■ **What you have to do**:
Count each line below that has "value" anywhere in it. Answer with the total alone.

[Items from a data source]
━━━━━━━━━━━━━━━━━━━━━━━━━━━━━━
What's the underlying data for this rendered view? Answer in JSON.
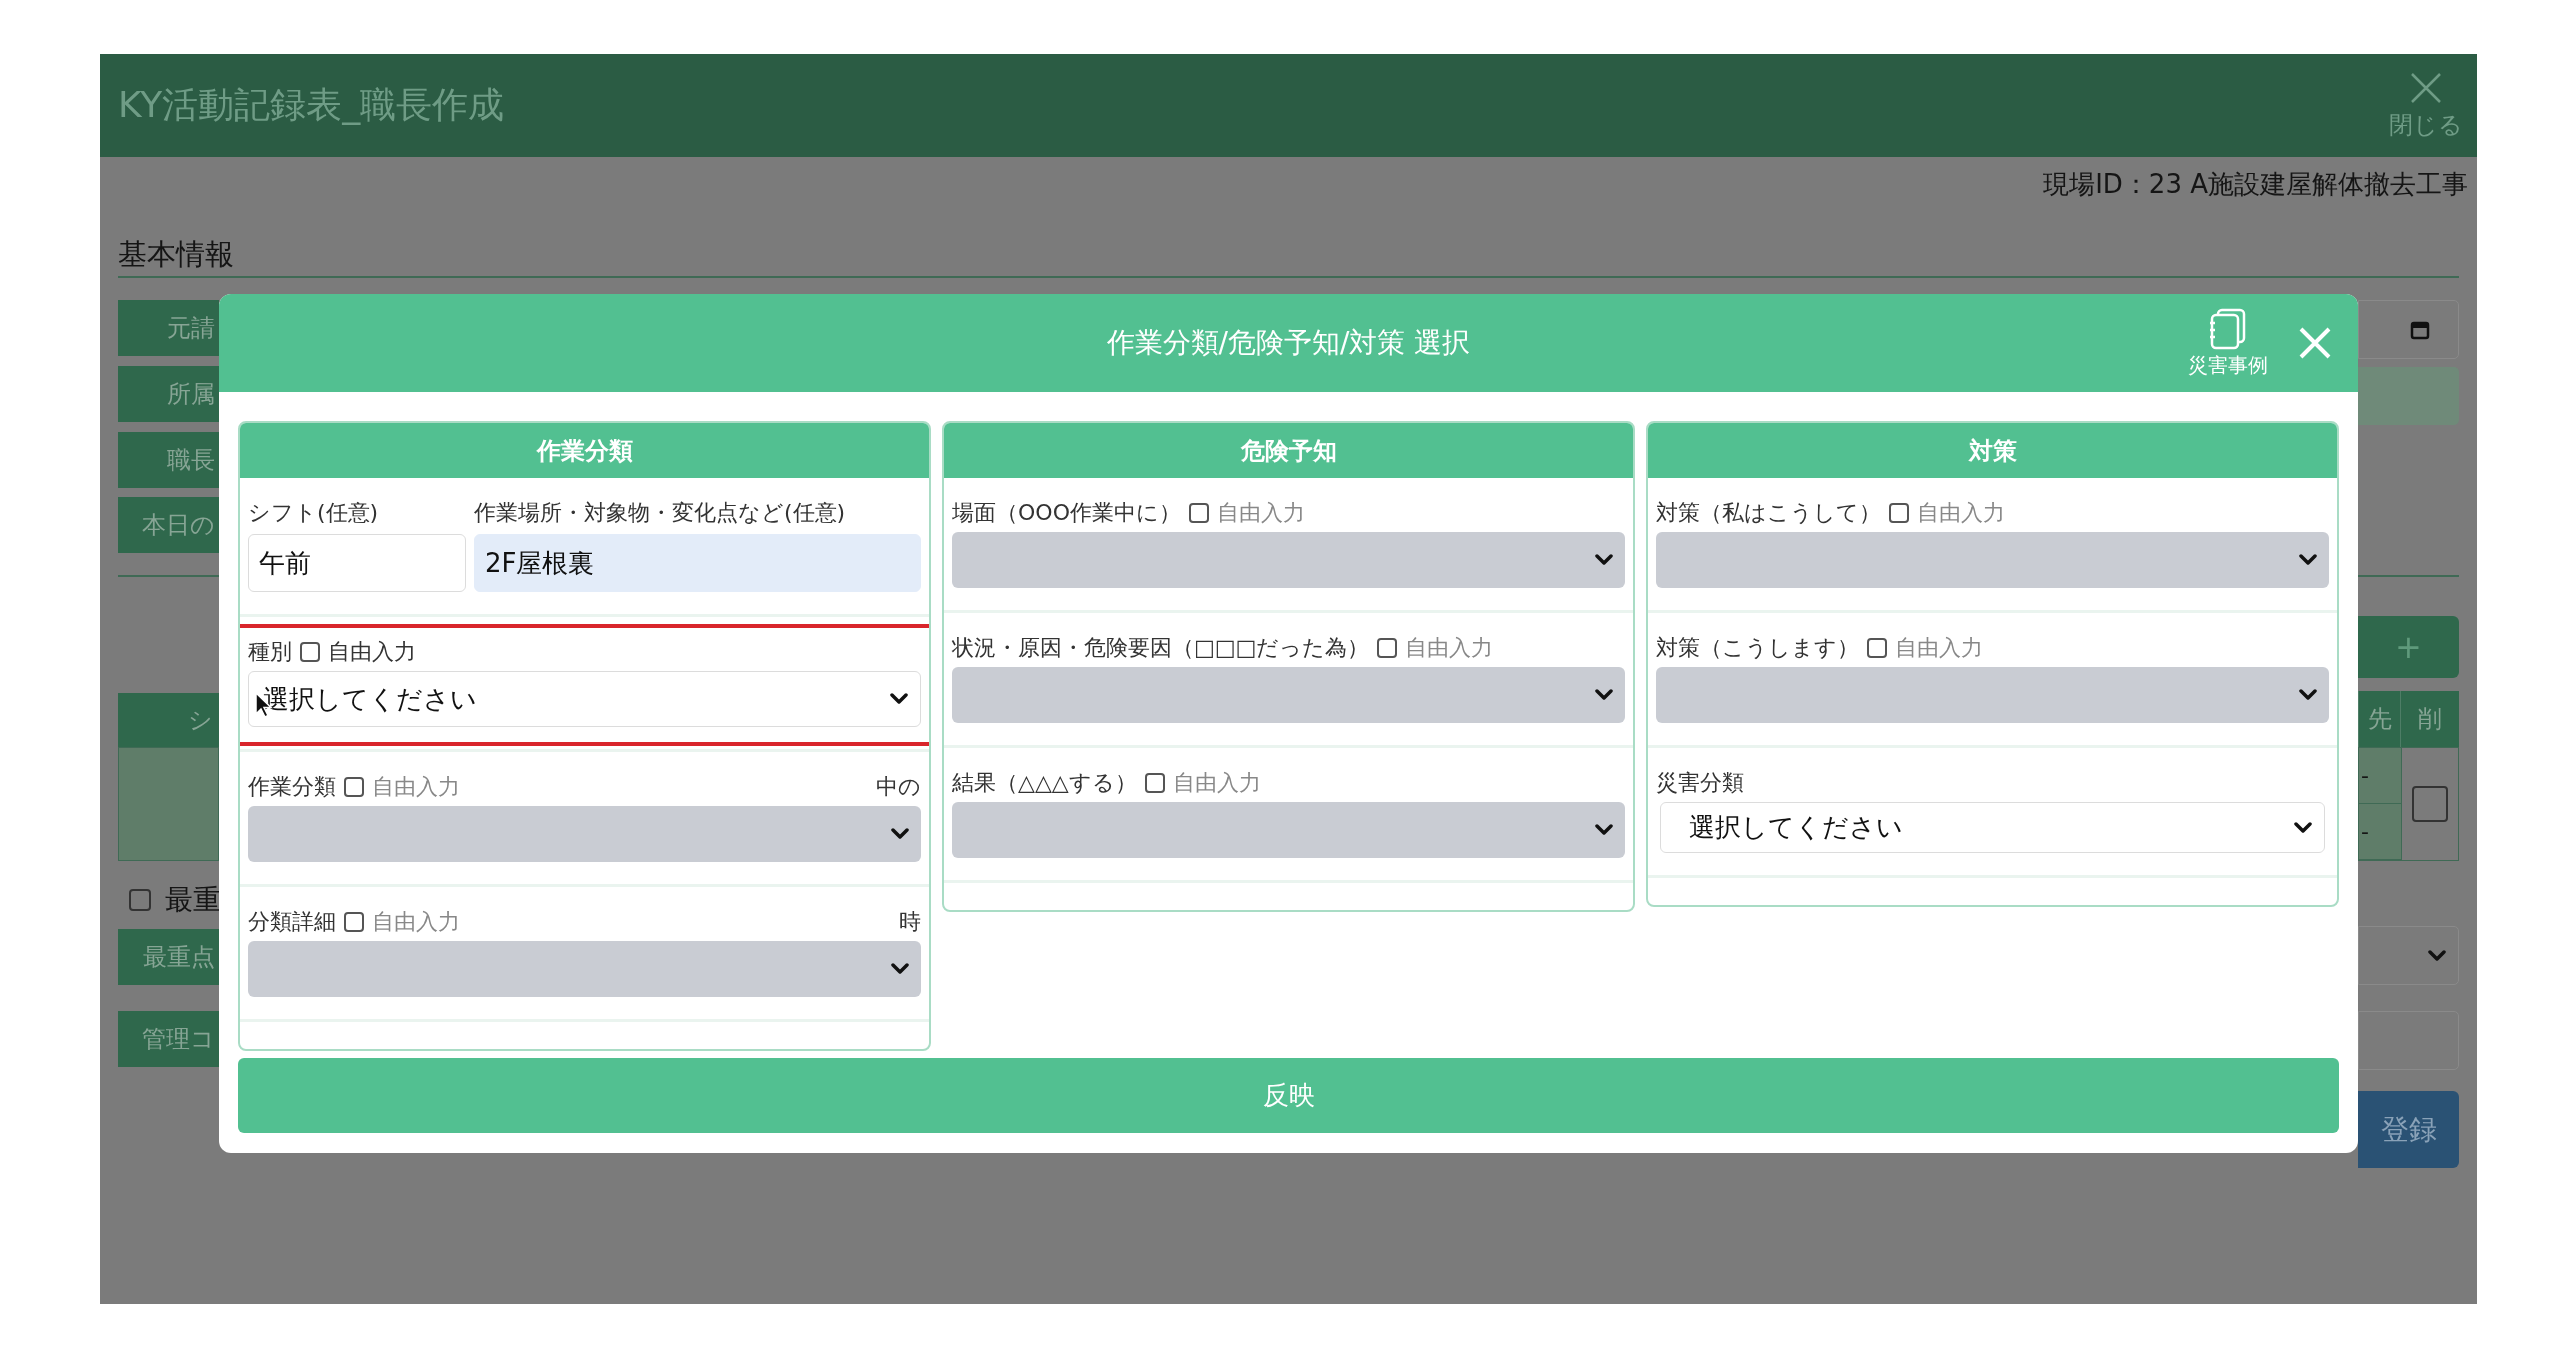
{
  "app": {
    "title": "KY活動記録表_職長作成",
    "close_label": "閉じる",
    "site_id": "現場ID：23 A施設建屋解体撤去工事",
    "section_title": "基本情報",
    "left_buttons": [
      "元請",
      "所属",
      "職長",
      "本日の"
    ],
    "table_header": "シ",
    "priority_checkbox": {
      "label": "最重",
      "checked": false
    },
    "lower_buttons": [
      "最重点",
      "管理コ"
    ],
    "right": {
      "plus_label": "+",
      "table_columns": [
        "先",
        "削"
      ],
      "row_cells": [
        "-",
        "-"
      ],
      "row_checkbox": {
        "checked": false
      },
      "submit_label": "登録"
    }
  },
  "modal": {
    "title": "作業分類/危険予知/対策 選択",
    "cases_label": "災害事例",
    "columns": [
      {
        "title": "作業分類",
        "fields": [
          {
            "kind": "inputs",
            "inputs": [
              {
                "label": "シフト(任意)",
                "value": "午前",
                "autofilled": false
              },
              {
                "label": "作業場所・対象物・変化点など(任意)",
                "value": "2F屋根裏",
                "autofilled": true
              }
            ]
          },
          {
            "kind": "select",
            "label": "種別",
            "free_input": {
              "label": "自由入力",
              "checked": false
            },
            "value": "選択してください",
            "disabled": false,
            "marked": true,
            "cursor_over": true
          },
          {
            "kind": "select",
            "label": "作業分類",
            "free_input": {
              "label": "自由入力",
              "checked": false
            },
            "note": "中の",
            "disabled": true
          },
          {
            "kind": "select",
            "label": "分類詳細",
            "free_input": {
              "label": "自由入力",
              "checked": false
            },
            "note": "時",
            "disabled": true
          }
        ]
      },
      {
        "title": "危険予知",
        "fields": [
          {
            "kind": "select",
            "label": "場面（OOO作業中に）",
            "free_input": {
              "label": "自由入力",
              "checked": false
            },
            "disabled": true
          },
          {
            "kind": "select",
            "label": "状況・原因・危険要因（□□□だった為）",
            "free_input": {
              "label": "自由入力",
              "checked": false
            },
            "disabled": true
          },
          {
            "kind": "select",
            "label": "結果（△△△する）",
            "free_input": {
              "label": "自由入力",
              "checked": false
            },
            "disabled": true
          }
        ]
      },
      {
        "title": "対策",
        "fields": [
          {
            "kind": "select",
            "label": "対策（私はこうして）",
            "free_input": {
              "label": "自由入力",
              "checked": false
            },
            "disabled": true
          },
          {
            "kind": "select",
            "label": "対策（こうします）",
            "free_input": {
              "label": "自由入力",
              "checked": false
            },
            "disabled": true
          },
          {
            "kind": "plain_select",
            "label": "災害分類",
            "value": "選択してください",
            "disabled": false
          }
        ]
      }
    ],
    "reflect_label": "反映"
  }
}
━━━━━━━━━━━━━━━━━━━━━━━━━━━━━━
■ **Answer to this task**:
4